Encyclopædia Britannica, Ninth Edition/Baeza

BAEZA (ancient Beatia), a city of Spain, in the province of Jaen. It stands on a considerable elevation, about 3 miles from the right bank of the Guadalquivir. Lat. 37 59 N., long. 3 28 W. It is well built, and has a cathedral and several fine public buildings, among which the most worthy of notice are the university (founded in 1533, and for some time defunct), the oratorio of the order of St Philip Neri, and the marble fountain with Caryatides in the Plaza de la Constitucion. The Cordova and Ubeda gates, and the arch of Baeza, are among the remains of its old fortifications, which were of great strength. There is little trade or manufacture here. The principal productions of the neighbourhood are grain and oil.
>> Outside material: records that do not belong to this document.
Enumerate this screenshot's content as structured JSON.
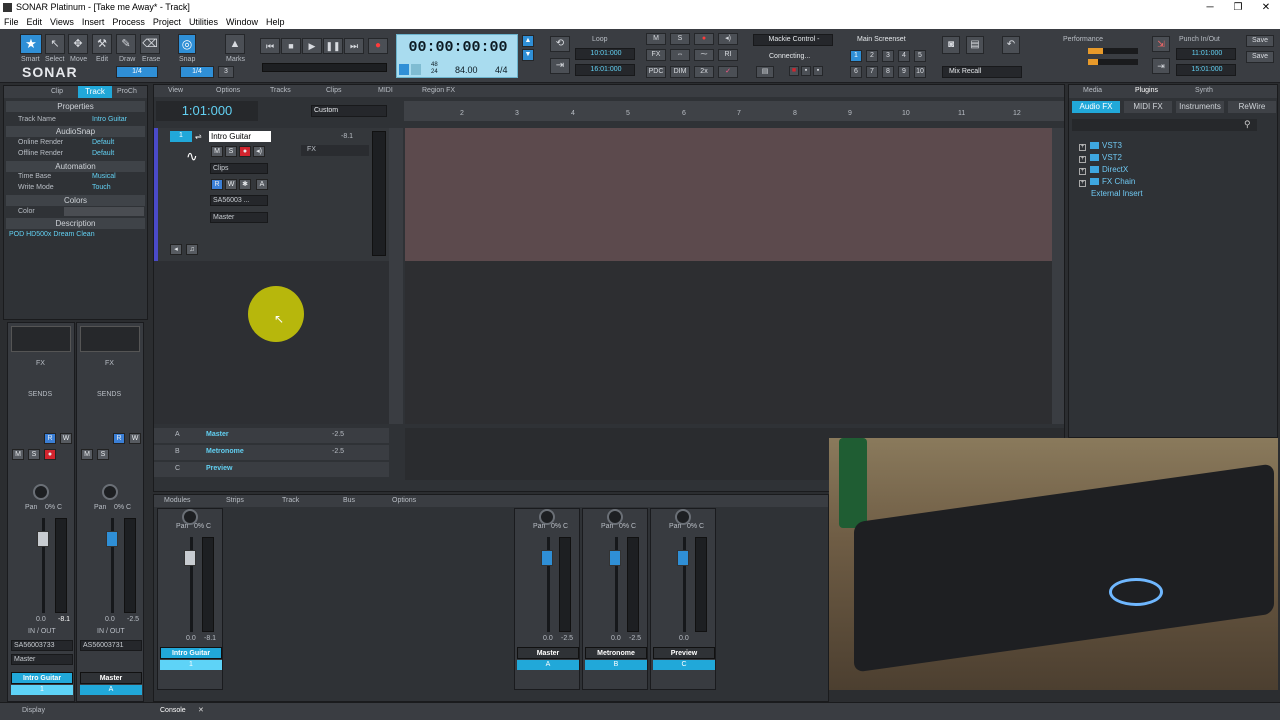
{
  "title": "SONAR Platinum - [Take me Away* - Track]",
  "menu": [
    "File",
    "Edit",
    "Views",
    "Insert",
    "Process",
    "Project",
    "Utilities",
    "Window",
    "Help"
  ],
  "tools": {
    "smart": "Smart",
    "select": "Select",
    "move": "Move",
    "edit": "Edit",
    "draw": "Draw",
    "erase": "Erase",
    "snap": "Snap",
    "marks": "Marks",
    "snap_value": "1/4",
    "snap_value2": "1/4",
    "snap_num": "3"
  },
  "brand": "SONAR",
  "transport": {
    "time": "00:00:00:00",
    "tempo": "84.00",
    "meter": "4/4",
    "sig_top": "48",
    "sig_bottom": "24"
  },
  "loop": {
    "label": "Loop",
    "start": "10:01:000",
    "end": "16:01:000"
  },
  "control_surface": {
    "name": "Mackie Control -",
    "status": "Connecting..."
  },
  "mix_buttons": [
    "M",
    "S",
    "FX",
    "PDC",
    "DIM",
    "2x"
  ],
  "screensets": {
    "label": "Main Screenset",
    "numbers": [
      "1",
      "2",
      "3",
      "4",
      "5",
      "6",
      "7",
      "8",
      "9",
      "10"
    ],
    "mix_recall": "Mix Recall"
  },
  "performance": {
    "label": "Performance"
  },
  "punch": {
    "label": "Punch In/Out",
    "start": "11:01:000",
    "end": "15:01:000"
  },
  "save": [
    "Save",
    "Save"
  ],
  "inspector": {
    "tabs": [
      "Clip",
      "Track",
      "ProCh"
    ],
    "sections": {
      "properties": "Properties",
      "audiosnap": "AudioSnap",
      "automation": "Automation",
      "colors": "Colors",
      "description": "Description"
    },
    "rows": [
      {
        "k": "Track Name",
        "v": "Intro Guitar"
      },
      {
        "k": "Online Render",
        "v": "Default"
      },
      {
        "k": "Offline Render",
        "v": "Default"
      },
      {
        "k": "Time Base",
        "v": "Musical"
      },
      {
        "k": "Write Mode",
        "v": "Touch"
      },
      {
        "k": "Color",
        "v": ""
      }
    ],
    "description": "POD HD500x Dream Clean"
  },
  "track_view": {
    "menus": [
      "View",
      "Options",
      "Tracks",
      "Clips",
      "MIDI",
      "Region FX"
    ],
    "now_time": "1:01:000",
    "preset": "Custom",
    "ruler": [
      "2",
      "3",
      "4",
      "5",
      "6",
      "7",
      "8",
      "9",
      "10",
      "11",
      "12"
    ],
    "track": {
      "num": "1",
      "name": "Intro Guitar",
      "volume": "-8.1",
      "clips": "Clips",
      "input": "SA56003 ...",
      "output": "Master",
      "fx": "FX",
      "buttons": [
        "M",
        "S",
        "R",
        "W"
      ]
    },
    "buses": [
      {
        "letter": "A",
        "name": "Master",
        "vol": "-2.5"
      },
      {
        "letter": "B",
        "name": "Metronome",
        "vol": "-2.5"
      },
      {
        "letter": "C",
        "name": "Preview",
        "vol": ""
      }
    ]
  },
  "left_strips": [
    {
      "fx": "FX",
      "sends": "SENDS",
      "pan": "Pan",
      "pan_val": "0% C",
      "vol": "0.0",
      "peak": "-8.1",
      "io": "IN / OUT",
      "input": "SA56003733",
      "output": "Master",
      "name": "Intro Guitar",
      "num": "1"
    },
    {
      "fx": "FX",
      "sends": "SENDS",
      "pan": "Pan",
      "pan_val": "0% C",
      "vol": "0.0",
      "peak": "-2.5",
      "io": "IN / OUT",
      "input": "AS56003731",
      "output": "",
      "name": "Master",
      "num": "A"
    }
  ],
  "console": {
    "menus": [
      "Modules",
      "Strips",
      "Track",
      "Bus",
      "Options"
    ],
    "strips": [
      {
        "pan": "Pan",
        "pan_val": "0% C",
        "vol": "0.0",
        "peak": "-8.1",
        "name": "Intro Guitar",
        "num": "1"
      },
      {
        "pan": "Pan",
        "pan_val": "0% C",
        "vol": "0.0",
        "peak": "-2.5",
        "name": "Master",
        "num": "A"
      },
      {
        "pan": "Pan",
        "pan_val": "0% C",
        "vol": "0.0",
        "peak": "-2.5",
        "name": "Metronome",
        "num": "B"
      },
      {
        "pan": "Pan",
        "pan_val": "0% C",
        "vol": "0.0",
        "peak": "",
        "name": "Preview",
        "num": "C"
      }
    ],
    "scale": [
      "6",
      "0",
      "-6",
      "-12",
      "-18",
      "-24",
      "-30",
      "-42",
      "-54"
    ]
  },
  "browser": {
    "tabs": [
      "Media",
      "Plugins",
      "Synth"
    ],
    "subtabs": [
      "Audio FX",
      "MIDI FX",
      "Instruments",
      "ReWire"
    ],
    "tree": [
      "VST3",
      "VST2",
      "DirectX",
      "FX Chain",
      "External Insert"
    ]
  },
  "bottom": {
    "display": "Display",
    "console": "Console"
  },
  "colors": {
    "accent": "#21a8d9",
    "record": "#d2242e",
    "clip_bg": "#5c4a4d",
    "time_display": "#a9dcef"
  }
}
The red dye made from the native cochineal was formerly celebrated. In the time of the Moors Baeza was a flourishing city of 50,000 inhabitants, and the capital of a separate kingdom, but it never recovered from the sack of 1239. It is the birthplace of Caspar Becerra, the celebrated sculptor and painter. Present population, about 11,000.